What you will do -> Copy every record below exactly as it appears.

═════ Dataset records ═════

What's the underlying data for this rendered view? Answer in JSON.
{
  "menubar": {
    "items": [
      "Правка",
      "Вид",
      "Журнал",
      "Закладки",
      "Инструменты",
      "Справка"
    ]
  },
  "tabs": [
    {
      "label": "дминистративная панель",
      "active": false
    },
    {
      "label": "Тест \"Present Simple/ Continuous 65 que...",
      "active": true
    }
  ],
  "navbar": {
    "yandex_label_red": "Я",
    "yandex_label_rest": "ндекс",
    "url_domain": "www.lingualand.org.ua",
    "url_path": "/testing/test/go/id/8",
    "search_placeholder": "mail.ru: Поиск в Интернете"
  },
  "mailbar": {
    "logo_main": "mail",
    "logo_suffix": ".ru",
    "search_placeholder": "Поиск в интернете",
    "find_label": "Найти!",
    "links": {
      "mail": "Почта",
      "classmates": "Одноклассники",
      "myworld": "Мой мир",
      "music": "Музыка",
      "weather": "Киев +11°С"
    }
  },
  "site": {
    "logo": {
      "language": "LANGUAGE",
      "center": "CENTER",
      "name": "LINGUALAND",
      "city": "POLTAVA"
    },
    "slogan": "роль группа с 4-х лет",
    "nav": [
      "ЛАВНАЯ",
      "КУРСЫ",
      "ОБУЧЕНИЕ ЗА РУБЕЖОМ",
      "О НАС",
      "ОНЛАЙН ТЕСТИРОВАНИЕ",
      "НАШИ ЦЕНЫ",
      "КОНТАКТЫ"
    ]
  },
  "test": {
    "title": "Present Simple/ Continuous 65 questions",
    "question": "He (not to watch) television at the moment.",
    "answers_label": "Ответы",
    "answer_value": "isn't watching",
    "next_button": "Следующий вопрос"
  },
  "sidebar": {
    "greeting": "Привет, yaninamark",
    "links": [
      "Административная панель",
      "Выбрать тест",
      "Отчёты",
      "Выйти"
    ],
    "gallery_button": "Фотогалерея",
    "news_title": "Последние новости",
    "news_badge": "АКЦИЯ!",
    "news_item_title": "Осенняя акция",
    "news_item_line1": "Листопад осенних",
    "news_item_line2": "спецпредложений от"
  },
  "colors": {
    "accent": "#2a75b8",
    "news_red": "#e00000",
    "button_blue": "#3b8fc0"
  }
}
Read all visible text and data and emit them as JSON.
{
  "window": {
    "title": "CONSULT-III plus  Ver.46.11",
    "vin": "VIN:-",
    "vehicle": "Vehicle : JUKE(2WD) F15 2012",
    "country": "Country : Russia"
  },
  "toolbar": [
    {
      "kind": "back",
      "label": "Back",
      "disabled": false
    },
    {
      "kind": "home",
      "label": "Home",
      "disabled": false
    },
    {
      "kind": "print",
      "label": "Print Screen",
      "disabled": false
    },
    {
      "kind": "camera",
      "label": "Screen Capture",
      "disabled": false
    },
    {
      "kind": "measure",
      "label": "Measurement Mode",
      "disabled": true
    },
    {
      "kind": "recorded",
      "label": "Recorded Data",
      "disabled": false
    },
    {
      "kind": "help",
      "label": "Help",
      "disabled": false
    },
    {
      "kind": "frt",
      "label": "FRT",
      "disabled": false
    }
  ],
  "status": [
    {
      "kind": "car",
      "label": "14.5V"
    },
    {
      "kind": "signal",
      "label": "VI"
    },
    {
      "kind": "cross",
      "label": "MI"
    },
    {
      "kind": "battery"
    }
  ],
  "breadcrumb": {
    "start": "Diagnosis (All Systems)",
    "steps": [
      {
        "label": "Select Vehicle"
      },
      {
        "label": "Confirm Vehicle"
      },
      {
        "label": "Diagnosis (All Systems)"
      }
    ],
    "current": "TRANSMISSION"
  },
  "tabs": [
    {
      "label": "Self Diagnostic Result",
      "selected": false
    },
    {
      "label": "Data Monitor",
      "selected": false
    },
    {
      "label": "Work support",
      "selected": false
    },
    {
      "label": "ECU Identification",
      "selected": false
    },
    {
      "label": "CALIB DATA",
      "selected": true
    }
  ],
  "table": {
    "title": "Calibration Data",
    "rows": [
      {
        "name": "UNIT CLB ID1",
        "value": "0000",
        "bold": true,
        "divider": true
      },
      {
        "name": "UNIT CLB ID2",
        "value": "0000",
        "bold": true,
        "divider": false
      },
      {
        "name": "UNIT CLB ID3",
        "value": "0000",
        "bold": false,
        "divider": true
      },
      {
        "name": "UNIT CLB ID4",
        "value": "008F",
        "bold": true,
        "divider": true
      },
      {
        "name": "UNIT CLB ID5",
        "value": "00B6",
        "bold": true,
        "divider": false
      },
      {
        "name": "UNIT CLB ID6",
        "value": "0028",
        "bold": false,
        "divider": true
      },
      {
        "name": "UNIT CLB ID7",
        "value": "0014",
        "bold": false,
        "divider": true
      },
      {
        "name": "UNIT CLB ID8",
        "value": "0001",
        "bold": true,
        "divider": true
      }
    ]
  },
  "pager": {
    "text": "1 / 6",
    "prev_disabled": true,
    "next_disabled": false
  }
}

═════

Expected answer ->
What's the underlying data for this rendered view? Answer in JSON.
{
  "menubar": {
    "items": [
      "Правка",
      "Вид",
      "Журнал",
      "Закладки",
      "Инструменты",
      "Справка"
    ]
  },
  "tabs": [
    {
      "label": "дминистративная панель",
      "active": false
    },
    {
      "label": "Тест \"Present Simple/ Continuous 65 que...",
      "active": true
    }
  ],
  "navbar": {
    "yandex_label_red": "Я",
    "yandex_label_rest": "ндекс",
    "url_domain": "www.lingualand.org.ua",
    "url_path": "/testing/test/go/id/8",
    "search_placeholder": "mail.ru: Поиск в Интернете"
  },
  "mailbar": {
    "logo_main": "mail",
    "logo_suffix": ".ru",
    "search_placeholder": "Поиск в интернете",
    "find_label": "Найти!",
    "links": {
      "mail": "Почта",
      "classmates": "Одноклассники",
      "myworld": "Мой мир",
      "music": "Музыка",
      "weather": "Киев +11°С"
    }
  },
  "site": {
    "logo": {
      "language": "LANGUAGE",
      "center": "CENTER",
      "name": "LINGUALAND",
      "city": "POLTAVA"
    },
    "slogan": "роль группа с 4-х лет",
    "nav": [
      "ЛАВНАЯ",
      "КУРСЫ",
      "ОБУЧЕНИЕ ЗА РУБЕЖОМ",
      "О НАС",
      "ОНЛАЙН ТЕСТИРОВАНИЕ",
      "НАШИ ЦЕНЫ",
      "КОНТАКТЫ"
    ]
  },
  "test": {
    "title": "Present Simple/ Continuous 65 questions",
    "question": "He (not to watch) television at the moment.",
    "answers_label": "Ответы",
    "answer_value": "isn't watching",
    "next_button": "Следующий вопрос"
  },
  "sidebar": {
    "greeting": "Привет, yaninamark",
    "links": [
      "Административная панель",
      "Выбрать тест",
      "Отчёты",
      "Выйти"
    ],
    "gallery_button": "Фотогалерея",
    "news_title": "Последние новости",
    "news_badge": "АКЦИЯ!",
    "news_item_title": "Осенняя акция",
    "news_item_line1": "Листопад осенних",
    "news_item_line2": "спецпредложений от"
  },
  "colors": {
    "accent": "#2a75b8",
    "news_red": "#e00000",
    "button_blue": "#3b8fc0"
  }
}
Read all visible text and data and emit them as JSON.
{
  "window": {
    "title": "CONSULT-III plus  Ver.46.11",
    "vin": "VIN:-",
    "vehicle": "Vehicle : JUKE(2WD) F15 2012",
    "country": "Country : Russia"
  },
  "toolbar": [
    {
      "kind": "back",
      "label": "Back",
      "disabled": false
    },
    {
      "kind": "home",
      "label": "Home",
      "disabled": false
    },
    {
      "kind": "print",
      "label": "Print Screen",
      "disabled": false
    },
    {
      "kind": "camera",
      "label": "Screen Capture",
      "disabled": false
    },
    {
      "kind": "measure",
      "label": "Measurement Mode",
      "disabled": true
    },
    {
      "kind": "recorded",
      "label": "Recorded Data",
      "disabled": false
    },
    {
      "kind": "help",
      "label": "Help",
      "disabled": false
    },
    {
      "kind": "frt",
      "label": "FRT",
      "disabled": false
    }
  ],
  "status": [
    {
      "kind": "car",
      "label": "14.5V"
    },
    {
      "kind": "signal",
      "label": "VI"
    },
    {
      "kind": "cross",
      "label": "MI"
    },
    {
      "kind": "battery"
    }
  ],
  "breadcrumb": {
    "start": "Diagnosis (All Systems)",
    "steps": [
      {
        "label": "Select Vehicle"
      },
      {
        "label": "Confirm Vehicle"
      },
      {
        "label": "Diagnosis (All Systems)"
      }
    ],
    "current": "TRANSMISSION"
  },
  "tabs": [
    {
      "label": "Self Diagnostic Result",
      "selected": false
    },
    {
      "label": "Data Monitor",
      "selected": false
    },
    {
      "label": "Work support",
      "selected": false
    },
    {
      "label": "ECU Identification",
      "selected": false
    },
    {
      "label": "CALIB DATA",
      "selected": true
    }
  ],
  "table": {
    "title": "Calibration Data",
    "rows": [
      {
        "name": "UNIT CLB ID1",
        "value": "0000",
        "bold": true,
        "divider": true
      },
      {
        "name": "UNIT CLB ID2",
        "value": "0000",
        "bold": true,
        "divider": false
      },
      {
        "name": "UNIT CLB ID3",
        "value": "0000",
        "bold": false,
        "divider": true
      },
      {
        "name": "UNIT CLB ID4",
        "value": "008F",
        "bold": true,
        "divider": true
      },
      {
        "name": "UNIT CLB ID5",
        "value": "00B6",
        "bold": true,
        "divider": false
      },
      {
        "name": "UNIT CLB ID6",
        "value": "0028",
        "bold": false,
        "divider": true
      },
      {
        "name": "UNIT CLB ID7",
        "value": "0014",
        "bold": false,
        "divider": true
      },
      {
        "name": "UNIT CLB ID8",
        "value": "0001",
        "bold": true,
        "divider": true
      }
    ]
  },
  "pager": {
    "text": "1 / 6",
    "prev_disabled": true,
    "next_disabled": false
  }
}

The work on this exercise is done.